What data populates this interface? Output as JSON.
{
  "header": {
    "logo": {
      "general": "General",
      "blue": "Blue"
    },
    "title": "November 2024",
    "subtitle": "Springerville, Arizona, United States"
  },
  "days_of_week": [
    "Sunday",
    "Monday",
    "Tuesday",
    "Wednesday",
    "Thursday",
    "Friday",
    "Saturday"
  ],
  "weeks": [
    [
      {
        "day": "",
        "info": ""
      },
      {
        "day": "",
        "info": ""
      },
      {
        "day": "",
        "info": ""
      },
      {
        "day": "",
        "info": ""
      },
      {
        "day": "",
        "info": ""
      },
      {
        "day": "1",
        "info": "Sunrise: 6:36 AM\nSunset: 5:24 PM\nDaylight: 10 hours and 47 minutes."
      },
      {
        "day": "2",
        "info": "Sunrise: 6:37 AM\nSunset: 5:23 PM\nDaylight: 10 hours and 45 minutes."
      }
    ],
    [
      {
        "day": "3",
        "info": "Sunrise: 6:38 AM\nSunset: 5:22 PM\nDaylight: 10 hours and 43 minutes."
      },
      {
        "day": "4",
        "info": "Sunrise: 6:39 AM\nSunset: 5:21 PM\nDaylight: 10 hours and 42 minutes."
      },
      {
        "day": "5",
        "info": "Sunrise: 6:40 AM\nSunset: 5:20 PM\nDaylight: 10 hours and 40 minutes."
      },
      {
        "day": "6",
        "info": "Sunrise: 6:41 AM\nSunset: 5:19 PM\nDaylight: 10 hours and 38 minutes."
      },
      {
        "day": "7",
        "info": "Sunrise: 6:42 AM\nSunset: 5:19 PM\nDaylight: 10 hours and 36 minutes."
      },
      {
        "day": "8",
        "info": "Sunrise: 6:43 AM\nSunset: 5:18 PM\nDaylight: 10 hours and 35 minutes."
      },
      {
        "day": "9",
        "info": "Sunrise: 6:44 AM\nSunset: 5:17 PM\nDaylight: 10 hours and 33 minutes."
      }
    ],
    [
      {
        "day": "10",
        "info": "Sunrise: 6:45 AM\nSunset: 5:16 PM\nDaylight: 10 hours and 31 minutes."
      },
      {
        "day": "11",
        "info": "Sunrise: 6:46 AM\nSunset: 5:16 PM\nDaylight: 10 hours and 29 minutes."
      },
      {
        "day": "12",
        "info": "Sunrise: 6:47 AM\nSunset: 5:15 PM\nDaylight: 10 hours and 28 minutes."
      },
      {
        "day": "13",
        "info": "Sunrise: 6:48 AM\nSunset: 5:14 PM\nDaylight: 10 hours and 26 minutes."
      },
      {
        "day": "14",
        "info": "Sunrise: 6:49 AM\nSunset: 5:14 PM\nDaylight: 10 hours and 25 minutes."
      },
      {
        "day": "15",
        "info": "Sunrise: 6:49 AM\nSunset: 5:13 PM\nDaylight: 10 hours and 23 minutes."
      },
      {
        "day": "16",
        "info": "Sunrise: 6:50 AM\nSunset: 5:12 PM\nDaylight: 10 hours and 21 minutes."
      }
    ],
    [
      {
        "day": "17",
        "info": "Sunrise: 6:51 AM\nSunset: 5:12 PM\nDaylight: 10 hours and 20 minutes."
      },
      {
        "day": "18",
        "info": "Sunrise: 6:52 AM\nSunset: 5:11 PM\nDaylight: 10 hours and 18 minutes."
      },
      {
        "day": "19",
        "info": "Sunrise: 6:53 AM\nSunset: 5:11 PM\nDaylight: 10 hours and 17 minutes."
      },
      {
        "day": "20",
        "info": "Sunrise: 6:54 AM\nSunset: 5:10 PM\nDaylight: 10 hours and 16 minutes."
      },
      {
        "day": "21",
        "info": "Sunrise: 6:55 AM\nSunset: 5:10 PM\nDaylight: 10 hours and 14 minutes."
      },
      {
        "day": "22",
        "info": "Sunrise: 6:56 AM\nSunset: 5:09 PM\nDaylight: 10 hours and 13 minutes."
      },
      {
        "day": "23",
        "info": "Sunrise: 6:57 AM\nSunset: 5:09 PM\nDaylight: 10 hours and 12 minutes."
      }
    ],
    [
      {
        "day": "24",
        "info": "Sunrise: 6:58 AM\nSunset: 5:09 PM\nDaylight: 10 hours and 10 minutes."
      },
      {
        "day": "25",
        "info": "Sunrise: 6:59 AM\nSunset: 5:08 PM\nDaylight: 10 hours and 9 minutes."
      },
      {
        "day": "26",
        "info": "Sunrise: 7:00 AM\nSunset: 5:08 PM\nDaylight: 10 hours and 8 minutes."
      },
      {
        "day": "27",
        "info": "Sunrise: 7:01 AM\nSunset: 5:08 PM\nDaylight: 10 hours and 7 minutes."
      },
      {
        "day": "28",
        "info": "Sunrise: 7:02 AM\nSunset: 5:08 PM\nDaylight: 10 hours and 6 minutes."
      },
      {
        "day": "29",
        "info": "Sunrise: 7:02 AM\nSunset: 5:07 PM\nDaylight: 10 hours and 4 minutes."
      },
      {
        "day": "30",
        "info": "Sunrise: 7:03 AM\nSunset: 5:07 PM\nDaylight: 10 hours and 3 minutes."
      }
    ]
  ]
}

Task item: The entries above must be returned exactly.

Response:
What data populates this interface? Output as JSON.
{
  "header": {
    "logo": {
      "general": "General",
      "blue": "Blue"
    },
    "title": "November 2024",
    "subtitle": "Springerville, Arizona, United States"
  },
  "days_of_week": [
    "Sunday",
    "Monday",
    "Tuesday",
    "Wednesday",
    "Thursday",
    "Friday",
    "Saturday"
  ],
  "weeks": [
    [
      {
        "day": "",
        "info": ""
      },
      {
        "day": "",
        "info": ""
      },
      {
        "day": "",
        "info": ""
      },
      {
        "day": "",
        "info": ""
      },
      {
        "day": "",
        "info": ""
      },
      {
        "day": "1",
        "info": "Sunrise: 6:36 AM\nSunset: 5:24 PM\nDaylight: 10 hours and 47 minutes."
      },
      {
        "day": "2",
        "info": "Sunrise: 6:37 AM\nSunset: 5:23 PM\nDaylight: 10 hours and 45 minutes."
      }
    ],
    [
      {
        "day": "3",
        "info": "Sunrise: 6:38 AM\nSunset: 5:22 PM\nDaylight: 10 hours and 43 minutes."
      },
      {
        "day": "4",
        "info": "Sunrise: 6:39 AM\nSunset: 5:21 PM\nDaylight: 10 hours and 42 minutes."
      },
      {
        "day": "5",
        "info": "Sunrise: 6:40 AM\nSunset: 5:20 PM\nDaylight: 10 hours and 40 minutes."
      },
      {
        "day": "6",
        "info": "Sunrise: 6:41 AM\nSunset: 5:19 PM\nDaylight: 10 hours and 38 minutes."
      },
      {
        "day": "7",
        "info": "Sunrise: 6:42 AM\nSunset: 5:19 PM\nDaylight: 10 hours and 36 minutes."
      },
      {
        "day": "8",
        "info": "Sunrise: 6:43 AM\nSunset: 5:18 PM\nDaylight: 10 hours and 35 minutes."
      },
      {
        "day": "9",
        "info": "Sunrise: 6:44 AM\nSunset: 5:17 PM\nDaylight: 10 hours and 33 minutes."
      }
    ],
    [
      {
        "day": "10",
        "info": "Sunrise: 6:45 AM\nSunset: 5:16 PM\nDaylight: 10 hours and 31 minutes."
      },
      {
        "day": "11",
        "info": "Sunrise: 6:46 AM\nSunset: 5:16 PM\nDaylight: 10 hours and 29 minutes."
      },
      {
        "day": "12",
        "info": "Sunrise: 6:47 AM\nSunset: 5:15 PM\nDaylight: 10 hours and 28 minutes."
      },
      {
        "day": "13",
        "info": "Sunrise: 6:48 AM\nSunset: 5:14 PM\nDaylight: 10 hours and 26 minutes."
      },
      {
        "day": "14",
        "info": "Sunrise: 6:49 AM\nSunset: 5:14 PM\nDaylight: 10 hours and 25 minutes."
      },
      {
        "day": "15",
        "info": "Sunrise: 6:49 AM\nSunset: 5:13 PM\nDaylight: 10 hours and 23 minutes."
      },
      {
        "day": "16",
        "info": "Sunrise: 6:50 AM\nSunset: 5:12 PM\nDaylight: 10 hours and 21 minutes."
      }
    ],
    [
      {
        "day": "17",
        "info": "Sunrise: 6:51 AM\nSunset: 5:12 PM\nDaylight: 10 hours and 20 minutes."
      },
      {
        "day": "18",
        "info": "Sunrise: 6:52 AM\nSunset: 5:11 PM\nDaylight: 10 hours and 18 minutes."
      },
      {
        "day": "19",
        "info": "Sunrise: 6:53 AM\nSunset: 5:11 PM\nDaylight: 10 hours and 17 minutes."
      },
      {
        "day": "20",
        "info": "Sunrise: 6:54 AM\nSunset: 5:10 PM\nDaylight: 10 hours and 16 minutes."
      },
      {
        "day": "21",
        "info": "Sunrise: 6:55 AM\nSunset: 5:10 PM\nDaylight: 10 hours and 14 minutes."
      },
      {
        "day": "22",
        "info": "Sunrise: 6:56 AM\nSunset: 5:09 PM\nDaylight: 10 hours and 13 minutes."
      },
      {
        "day": "23",
        "info": "Sunrise: 6:57 AM\nSunset: 5:09 PM\nDaylight: 10 hours and 12 minutes."
      }
    ],
    [
      {
        "day": "24",
        "info": "Sunrise: 6:58 AM\nSunset: 5:09 PM\nDaylight: 10 hours and 10 minutes."
      },
      {
        "day": "25",
        "info": "Sunrise: 6:59 AM\nSunset: 5:08 PM\nDaylight: 10 hours and 9 minutes."
      },
      {
        "day": "26",
        "info": "Sunrise: 7:00 AM\nSunset: 5:08 PM\nDaylight: 10 hours and 8 minutes."
      },
      {
        "day": "27",
        "info": "Sunrise: 7:01 AM\nSunset: 5:08 PM\nDaylight: 10 hours and 7 minutes."
      },
      {
        "day": "28",
        "info": "Sunrise: 7:02 AM\nSunset: 5:08 PM\nDaylight: 10 hours and 6 minutes."
      },
      {
        "day": "29",
        "info": "Sunrise: 7:02 AM\nSunset: 5:07 PM\nDaylight: 10 hours and 4 minutes."
      },
      {
        "day": "30",
        "info": "Sunrise: 7:03 AM\nSunset: 5:07 PM\nDaylight: 10 hours and 3 minutes."
      }
    ]
  ]
}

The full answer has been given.